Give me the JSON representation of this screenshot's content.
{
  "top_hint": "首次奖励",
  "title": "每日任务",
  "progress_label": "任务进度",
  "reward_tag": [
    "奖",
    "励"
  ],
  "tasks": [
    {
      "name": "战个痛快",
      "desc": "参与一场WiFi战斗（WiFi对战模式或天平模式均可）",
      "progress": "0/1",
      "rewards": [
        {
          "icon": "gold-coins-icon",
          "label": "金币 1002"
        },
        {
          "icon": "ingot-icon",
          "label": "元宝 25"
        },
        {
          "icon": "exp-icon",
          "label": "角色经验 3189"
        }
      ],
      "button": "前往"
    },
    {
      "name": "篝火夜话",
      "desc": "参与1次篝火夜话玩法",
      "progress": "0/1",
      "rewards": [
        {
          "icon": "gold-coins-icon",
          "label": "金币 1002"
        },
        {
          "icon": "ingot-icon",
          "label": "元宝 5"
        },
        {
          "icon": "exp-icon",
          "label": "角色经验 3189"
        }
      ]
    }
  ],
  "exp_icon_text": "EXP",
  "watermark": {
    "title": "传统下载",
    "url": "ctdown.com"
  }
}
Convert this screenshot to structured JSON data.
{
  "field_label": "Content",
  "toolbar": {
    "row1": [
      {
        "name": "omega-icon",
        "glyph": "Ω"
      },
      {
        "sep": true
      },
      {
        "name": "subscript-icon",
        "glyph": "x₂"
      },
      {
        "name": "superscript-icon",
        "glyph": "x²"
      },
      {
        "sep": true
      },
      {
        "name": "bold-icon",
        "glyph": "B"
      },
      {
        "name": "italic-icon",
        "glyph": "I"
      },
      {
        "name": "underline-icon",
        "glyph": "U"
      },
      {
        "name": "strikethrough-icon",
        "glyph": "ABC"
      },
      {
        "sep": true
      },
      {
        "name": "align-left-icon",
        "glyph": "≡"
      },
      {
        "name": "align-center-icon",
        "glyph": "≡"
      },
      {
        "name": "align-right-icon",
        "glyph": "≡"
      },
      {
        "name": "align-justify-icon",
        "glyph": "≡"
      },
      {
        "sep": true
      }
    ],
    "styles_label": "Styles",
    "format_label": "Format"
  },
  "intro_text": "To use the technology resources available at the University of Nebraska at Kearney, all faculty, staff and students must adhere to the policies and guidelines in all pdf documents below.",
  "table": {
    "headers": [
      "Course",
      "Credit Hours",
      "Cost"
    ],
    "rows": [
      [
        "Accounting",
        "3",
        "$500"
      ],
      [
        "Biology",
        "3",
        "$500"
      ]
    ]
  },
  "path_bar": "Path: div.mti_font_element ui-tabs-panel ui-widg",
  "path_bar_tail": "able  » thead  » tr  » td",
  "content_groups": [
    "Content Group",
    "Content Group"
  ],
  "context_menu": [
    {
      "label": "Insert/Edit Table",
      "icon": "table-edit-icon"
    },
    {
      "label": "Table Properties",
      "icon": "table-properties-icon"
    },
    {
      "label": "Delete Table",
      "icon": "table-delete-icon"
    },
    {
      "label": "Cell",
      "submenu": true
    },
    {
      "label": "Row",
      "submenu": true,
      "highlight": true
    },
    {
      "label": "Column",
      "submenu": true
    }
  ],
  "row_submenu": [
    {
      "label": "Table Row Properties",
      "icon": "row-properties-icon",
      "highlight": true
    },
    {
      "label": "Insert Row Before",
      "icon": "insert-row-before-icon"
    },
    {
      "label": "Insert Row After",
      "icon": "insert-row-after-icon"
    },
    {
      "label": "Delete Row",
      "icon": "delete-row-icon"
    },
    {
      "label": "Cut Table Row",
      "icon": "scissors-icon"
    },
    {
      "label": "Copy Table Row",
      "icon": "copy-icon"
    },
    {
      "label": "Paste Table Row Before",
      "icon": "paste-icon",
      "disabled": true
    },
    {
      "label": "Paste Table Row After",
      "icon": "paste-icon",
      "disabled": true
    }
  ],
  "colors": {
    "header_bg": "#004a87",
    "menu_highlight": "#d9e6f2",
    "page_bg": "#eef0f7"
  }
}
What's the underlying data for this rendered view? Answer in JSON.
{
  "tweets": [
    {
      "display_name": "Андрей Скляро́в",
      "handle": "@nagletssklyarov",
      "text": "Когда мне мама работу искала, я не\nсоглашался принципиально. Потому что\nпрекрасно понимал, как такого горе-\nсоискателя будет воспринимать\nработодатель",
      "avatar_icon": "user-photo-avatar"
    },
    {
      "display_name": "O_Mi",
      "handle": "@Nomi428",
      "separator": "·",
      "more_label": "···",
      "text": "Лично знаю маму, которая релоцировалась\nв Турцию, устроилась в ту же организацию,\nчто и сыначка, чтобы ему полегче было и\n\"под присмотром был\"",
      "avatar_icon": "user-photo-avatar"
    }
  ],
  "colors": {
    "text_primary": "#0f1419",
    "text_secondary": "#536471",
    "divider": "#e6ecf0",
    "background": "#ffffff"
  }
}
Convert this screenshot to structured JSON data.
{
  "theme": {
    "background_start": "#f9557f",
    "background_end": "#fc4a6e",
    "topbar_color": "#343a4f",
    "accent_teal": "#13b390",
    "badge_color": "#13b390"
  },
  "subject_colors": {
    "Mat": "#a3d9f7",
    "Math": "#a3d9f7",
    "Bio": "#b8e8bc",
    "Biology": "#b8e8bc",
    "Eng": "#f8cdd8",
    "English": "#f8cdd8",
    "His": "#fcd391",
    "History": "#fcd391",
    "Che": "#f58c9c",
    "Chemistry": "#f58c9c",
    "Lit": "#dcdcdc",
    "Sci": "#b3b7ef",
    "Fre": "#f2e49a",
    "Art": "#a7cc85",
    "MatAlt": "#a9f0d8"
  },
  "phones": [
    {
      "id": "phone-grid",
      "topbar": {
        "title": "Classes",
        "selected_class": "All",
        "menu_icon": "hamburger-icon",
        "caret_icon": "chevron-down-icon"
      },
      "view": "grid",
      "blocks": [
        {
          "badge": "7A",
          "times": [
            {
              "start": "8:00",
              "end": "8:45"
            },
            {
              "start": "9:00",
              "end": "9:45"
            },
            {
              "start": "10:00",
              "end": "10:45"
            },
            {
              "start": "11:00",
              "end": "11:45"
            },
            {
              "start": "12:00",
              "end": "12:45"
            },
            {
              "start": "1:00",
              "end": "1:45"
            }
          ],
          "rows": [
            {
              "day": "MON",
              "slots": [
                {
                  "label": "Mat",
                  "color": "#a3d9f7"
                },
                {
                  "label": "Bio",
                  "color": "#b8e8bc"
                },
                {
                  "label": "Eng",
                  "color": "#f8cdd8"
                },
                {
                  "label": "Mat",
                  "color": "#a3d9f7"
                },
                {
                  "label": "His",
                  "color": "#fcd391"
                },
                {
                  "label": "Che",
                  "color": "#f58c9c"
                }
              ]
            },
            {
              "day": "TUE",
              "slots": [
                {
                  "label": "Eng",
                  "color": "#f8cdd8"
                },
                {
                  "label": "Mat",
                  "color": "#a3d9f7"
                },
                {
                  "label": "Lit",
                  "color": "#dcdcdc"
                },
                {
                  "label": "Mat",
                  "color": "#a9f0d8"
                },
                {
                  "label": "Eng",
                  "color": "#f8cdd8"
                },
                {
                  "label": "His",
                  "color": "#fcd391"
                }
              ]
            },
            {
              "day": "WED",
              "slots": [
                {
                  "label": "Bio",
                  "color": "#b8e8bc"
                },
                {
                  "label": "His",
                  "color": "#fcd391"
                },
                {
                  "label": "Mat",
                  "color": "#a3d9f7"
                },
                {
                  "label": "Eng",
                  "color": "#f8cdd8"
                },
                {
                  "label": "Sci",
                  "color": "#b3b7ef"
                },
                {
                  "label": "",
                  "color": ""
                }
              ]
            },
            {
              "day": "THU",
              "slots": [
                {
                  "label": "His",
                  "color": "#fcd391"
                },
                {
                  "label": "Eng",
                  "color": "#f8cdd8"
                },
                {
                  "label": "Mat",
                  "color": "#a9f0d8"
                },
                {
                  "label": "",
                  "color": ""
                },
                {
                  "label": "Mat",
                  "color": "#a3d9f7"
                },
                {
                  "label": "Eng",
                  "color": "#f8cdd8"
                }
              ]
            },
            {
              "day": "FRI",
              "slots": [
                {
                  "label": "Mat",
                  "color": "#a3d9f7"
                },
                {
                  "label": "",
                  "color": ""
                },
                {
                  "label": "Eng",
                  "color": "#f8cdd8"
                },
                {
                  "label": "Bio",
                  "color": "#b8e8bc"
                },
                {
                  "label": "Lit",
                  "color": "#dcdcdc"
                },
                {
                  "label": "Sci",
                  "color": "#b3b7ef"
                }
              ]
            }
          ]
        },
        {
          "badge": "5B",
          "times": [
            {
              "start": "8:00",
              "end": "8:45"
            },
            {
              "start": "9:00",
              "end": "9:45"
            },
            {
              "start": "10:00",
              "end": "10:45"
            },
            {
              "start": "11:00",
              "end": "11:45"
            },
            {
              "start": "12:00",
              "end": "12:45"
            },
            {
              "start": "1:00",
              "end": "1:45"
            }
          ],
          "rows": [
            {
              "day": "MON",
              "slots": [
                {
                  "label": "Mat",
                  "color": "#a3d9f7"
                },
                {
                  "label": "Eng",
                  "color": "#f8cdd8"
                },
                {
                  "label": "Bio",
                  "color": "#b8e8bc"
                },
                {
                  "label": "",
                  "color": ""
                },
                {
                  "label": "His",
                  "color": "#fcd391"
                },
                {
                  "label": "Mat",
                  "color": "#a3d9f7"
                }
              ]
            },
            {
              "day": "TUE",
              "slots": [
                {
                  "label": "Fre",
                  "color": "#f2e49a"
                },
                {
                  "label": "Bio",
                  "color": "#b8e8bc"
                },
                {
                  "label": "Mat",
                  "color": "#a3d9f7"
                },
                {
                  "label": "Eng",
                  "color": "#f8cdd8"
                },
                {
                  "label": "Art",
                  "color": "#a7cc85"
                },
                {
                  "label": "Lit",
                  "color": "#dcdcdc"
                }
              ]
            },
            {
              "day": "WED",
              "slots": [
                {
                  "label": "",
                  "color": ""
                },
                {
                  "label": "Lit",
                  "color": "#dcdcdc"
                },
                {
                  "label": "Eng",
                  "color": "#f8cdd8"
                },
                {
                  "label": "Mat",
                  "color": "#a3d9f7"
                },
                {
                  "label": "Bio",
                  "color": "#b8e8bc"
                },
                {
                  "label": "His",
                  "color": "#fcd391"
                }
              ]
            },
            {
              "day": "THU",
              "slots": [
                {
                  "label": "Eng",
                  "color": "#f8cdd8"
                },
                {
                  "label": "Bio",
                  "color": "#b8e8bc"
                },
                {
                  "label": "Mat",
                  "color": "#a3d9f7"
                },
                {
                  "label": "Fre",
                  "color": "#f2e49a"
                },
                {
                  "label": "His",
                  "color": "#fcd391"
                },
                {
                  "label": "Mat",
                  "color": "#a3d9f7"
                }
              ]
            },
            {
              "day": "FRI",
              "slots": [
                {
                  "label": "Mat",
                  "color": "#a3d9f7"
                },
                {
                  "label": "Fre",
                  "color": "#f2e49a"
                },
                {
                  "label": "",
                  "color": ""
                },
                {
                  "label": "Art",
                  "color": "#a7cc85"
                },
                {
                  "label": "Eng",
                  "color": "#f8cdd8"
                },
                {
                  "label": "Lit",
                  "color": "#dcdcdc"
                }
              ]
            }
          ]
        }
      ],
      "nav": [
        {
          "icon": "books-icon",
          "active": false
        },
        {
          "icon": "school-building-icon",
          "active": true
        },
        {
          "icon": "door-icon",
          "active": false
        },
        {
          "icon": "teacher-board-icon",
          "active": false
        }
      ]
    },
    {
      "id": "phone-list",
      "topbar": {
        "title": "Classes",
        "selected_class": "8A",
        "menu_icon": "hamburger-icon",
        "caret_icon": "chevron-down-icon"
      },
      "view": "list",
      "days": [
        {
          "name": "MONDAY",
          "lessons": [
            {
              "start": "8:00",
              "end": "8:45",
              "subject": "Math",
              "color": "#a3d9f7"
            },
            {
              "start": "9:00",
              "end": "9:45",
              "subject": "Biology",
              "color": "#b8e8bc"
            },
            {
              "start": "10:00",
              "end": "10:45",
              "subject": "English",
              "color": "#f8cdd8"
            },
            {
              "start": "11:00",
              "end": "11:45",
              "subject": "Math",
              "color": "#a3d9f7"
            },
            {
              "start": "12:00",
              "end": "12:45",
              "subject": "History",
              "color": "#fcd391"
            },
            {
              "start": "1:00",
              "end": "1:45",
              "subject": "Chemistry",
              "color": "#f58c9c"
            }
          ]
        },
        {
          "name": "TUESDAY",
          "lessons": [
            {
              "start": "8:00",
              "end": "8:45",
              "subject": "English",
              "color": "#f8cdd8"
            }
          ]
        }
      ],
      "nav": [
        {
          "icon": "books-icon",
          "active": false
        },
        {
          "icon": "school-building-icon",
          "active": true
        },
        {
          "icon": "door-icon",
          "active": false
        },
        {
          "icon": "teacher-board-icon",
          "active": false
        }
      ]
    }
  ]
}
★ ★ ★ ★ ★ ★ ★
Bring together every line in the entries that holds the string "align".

RESULT OF THIS TASK:
        "name": "align-left-icon",
        "name": "align-center-icon",
        "name": "align-right-icon",
        "name": "align-justify-icon",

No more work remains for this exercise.